The donors' demands follow the government's agreement to include specific outcomes in the war on corruption as a key factor in securing a balance of $100 million (Sh150 billion) in budgetary support for the 2011/12 and commitments for the next financial year. This amount would only be released subject to fulfillment of certain conditions other than corruption, including opening up infrastructure and fully embracing the private sector by removing policy and non-policy obstacles.
The GBS members are the African Development Bank, Canada, Denmark, European Union (EU), Finland, Germany, Ireland, Japan, Norway, Sweden, United Kingdom and the World Bank.
Together, these donors are to provide $453 million (Sh678 billion) in budget support this financial year, the largest percentage of which is for development.
Asked if he was satisfied with progress on EPA investigations and cases that are pending in court and whether he worried about the donor demands, Finance and Economic Affairs minister Mustafa Mkulo said the government should be left to fulfill its part of the bargain. He said in a telephone interview from Dodoma that the agreement was only reached last month and it was too early to speak on progress made so far.
"We are still far away from the GBS review, but the government is working on its obligations without any pressure to meet some conditions," Mr Mkulo said, adding that relevant authorities were working on their respective dockets. He said he could not speak on their behalf.
The minister was, however, optimistic that budgetary commitments would not be interfered with. The Finance minister and a State House official are Tanzania's two link persons in the GBS dialogue.
Other than the war on corruption, the donors also want a timeline for tabling in Parliament of Bills and enactment of laws they seen as crucial in accountability and good governance. They are the Right to Information, Public Leadership Code of Ethics Act and the Whistleblowers Bills.
According to the donors, the assessment of the anti-corruption underlying process was "unsatisfactory" in the 2010 Performance Assessment Framework (PAF).

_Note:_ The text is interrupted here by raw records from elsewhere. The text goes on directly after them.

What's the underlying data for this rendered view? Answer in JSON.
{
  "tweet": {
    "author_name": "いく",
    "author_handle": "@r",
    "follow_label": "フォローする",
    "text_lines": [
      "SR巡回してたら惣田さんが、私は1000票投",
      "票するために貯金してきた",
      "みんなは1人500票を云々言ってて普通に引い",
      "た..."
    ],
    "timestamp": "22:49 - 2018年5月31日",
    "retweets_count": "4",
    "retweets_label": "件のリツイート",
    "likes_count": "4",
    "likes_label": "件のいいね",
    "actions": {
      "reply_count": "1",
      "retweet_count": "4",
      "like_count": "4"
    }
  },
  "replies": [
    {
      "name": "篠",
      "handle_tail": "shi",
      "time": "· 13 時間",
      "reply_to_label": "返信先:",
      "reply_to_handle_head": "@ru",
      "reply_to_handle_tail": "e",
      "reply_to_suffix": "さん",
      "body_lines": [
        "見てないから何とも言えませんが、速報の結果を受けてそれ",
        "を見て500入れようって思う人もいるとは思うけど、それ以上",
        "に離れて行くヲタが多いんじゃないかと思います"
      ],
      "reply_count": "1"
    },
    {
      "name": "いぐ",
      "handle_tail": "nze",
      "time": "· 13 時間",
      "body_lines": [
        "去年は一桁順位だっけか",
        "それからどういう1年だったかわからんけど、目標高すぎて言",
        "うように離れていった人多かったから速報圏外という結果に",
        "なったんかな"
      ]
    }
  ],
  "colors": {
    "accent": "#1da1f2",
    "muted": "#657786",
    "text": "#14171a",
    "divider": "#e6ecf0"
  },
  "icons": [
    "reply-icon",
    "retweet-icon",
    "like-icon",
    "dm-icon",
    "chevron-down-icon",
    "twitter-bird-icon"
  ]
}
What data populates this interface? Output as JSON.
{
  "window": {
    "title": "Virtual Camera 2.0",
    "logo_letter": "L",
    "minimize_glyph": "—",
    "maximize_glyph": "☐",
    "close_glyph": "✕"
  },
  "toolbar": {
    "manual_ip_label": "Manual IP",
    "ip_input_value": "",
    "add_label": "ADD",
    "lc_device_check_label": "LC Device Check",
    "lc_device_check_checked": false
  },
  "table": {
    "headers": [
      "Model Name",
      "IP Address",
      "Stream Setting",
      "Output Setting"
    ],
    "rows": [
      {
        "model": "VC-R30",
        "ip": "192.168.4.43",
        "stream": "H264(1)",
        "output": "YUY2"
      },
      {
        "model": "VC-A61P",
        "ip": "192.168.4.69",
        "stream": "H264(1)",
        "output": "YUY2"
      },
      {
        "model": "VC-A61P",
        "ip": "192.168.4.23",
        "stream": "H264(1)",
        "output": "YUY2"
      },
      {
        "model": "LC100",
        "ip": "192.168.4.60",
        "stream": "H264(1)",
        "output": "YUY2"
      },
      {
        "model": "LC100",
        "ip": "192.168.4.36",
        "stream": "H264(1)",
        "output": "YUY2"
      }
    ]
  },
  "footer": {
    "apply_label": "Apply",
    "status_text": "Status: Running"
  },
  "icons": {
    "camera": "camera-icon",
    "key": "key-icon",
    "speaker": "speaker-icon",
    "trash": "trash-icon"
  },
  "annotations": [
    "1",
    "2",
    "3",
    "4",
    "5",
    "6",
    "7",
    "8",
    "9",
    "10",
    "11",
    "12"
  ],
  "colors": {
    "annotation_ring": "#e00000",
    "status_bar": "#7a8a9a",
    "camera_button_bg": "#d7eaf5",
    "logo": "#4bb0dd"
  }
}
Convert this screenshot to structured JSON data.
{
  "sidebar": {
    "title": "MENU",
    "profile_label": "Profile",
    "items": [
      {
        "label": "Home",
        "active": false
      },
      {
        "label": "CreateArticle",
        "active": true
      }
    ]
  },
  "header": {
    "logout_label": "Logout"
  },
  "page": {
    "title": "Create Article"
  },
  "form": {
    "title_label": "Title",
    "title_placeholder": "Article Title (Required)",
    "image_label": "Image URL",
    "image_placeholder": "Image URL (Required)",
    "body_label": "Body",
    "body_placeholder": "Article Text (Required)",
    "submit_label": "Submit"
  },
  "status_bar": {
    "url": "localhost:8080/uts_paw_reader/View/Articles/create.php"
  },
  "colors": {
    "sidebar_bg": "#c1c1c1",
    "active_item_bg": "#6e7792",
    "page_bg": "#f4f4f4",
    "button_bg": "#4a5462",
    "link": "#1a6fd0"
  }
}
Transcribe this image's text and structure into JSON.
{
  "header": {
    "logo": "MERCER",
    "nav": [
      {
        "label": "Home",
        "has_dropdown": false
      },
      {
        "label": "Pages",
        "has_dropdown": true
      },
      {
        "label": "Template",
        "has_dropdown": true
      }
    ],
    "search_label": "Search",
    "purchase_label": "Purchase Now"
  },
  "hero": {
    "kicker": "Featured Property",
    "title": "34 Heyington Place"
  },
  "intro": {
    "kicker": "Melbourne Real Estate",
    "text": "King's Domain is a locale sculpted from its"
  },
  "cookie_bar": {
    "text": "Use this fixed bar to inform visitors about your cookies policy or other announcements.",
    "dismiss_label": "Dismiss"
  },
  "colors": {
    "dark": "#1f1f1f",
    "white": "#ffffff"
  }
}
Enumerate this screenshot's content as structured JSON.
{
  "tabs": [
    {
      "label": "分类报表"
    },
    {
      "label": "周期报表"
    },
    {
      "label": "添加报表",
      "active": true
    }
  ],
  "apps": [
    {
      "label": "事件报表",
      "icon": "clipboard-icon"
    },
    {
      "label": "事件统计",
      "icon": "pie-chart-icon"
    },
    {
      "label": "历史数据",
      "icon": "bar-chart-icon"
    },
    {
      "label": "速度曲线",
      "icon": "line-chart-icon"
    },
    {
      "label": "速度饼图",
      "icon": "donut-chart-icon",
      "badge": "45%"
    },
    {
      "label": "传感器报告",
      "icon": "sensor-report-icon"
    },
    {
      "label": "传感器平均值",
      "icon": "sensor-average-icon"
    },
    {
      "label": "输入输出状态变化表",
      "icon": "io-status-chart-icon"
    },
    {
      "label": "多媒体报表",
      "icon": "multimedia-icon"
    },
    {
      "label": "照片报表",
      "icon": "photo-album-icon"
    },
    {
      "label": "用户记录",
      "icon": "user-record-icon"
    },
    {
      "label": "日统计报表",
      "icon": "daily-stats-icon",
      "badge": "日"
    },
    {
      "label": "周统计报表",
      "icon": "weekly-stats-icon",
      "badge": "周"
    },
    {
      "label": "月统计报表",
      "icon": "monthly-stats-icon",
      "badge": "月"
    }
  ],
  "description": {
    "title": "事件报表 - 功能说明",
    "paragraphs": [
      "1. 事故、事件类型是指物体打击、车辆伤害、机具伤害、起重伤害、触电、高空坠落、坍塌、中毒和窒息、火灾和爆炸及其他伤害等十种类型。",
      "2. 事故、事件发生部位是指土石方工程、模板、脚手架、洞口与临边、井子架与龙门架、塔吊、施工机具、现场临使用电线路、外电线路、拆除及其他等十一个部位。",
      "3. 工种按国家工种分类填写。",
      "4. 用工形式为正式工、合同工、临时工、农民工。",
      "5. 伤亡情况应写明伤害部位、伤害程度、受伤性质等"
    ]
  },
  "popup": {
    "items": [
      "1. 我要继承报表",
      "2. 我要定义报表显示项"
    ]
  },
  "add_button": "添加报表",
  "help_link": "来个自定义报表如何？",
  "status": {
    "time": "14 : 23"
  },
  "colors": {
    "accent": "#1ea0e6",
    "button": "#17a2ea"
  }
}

They warn that without meeting the agreed assessment criteria within the next few weeks, the underlying process will automatically be rated as "unsatisfactory" for the second year running.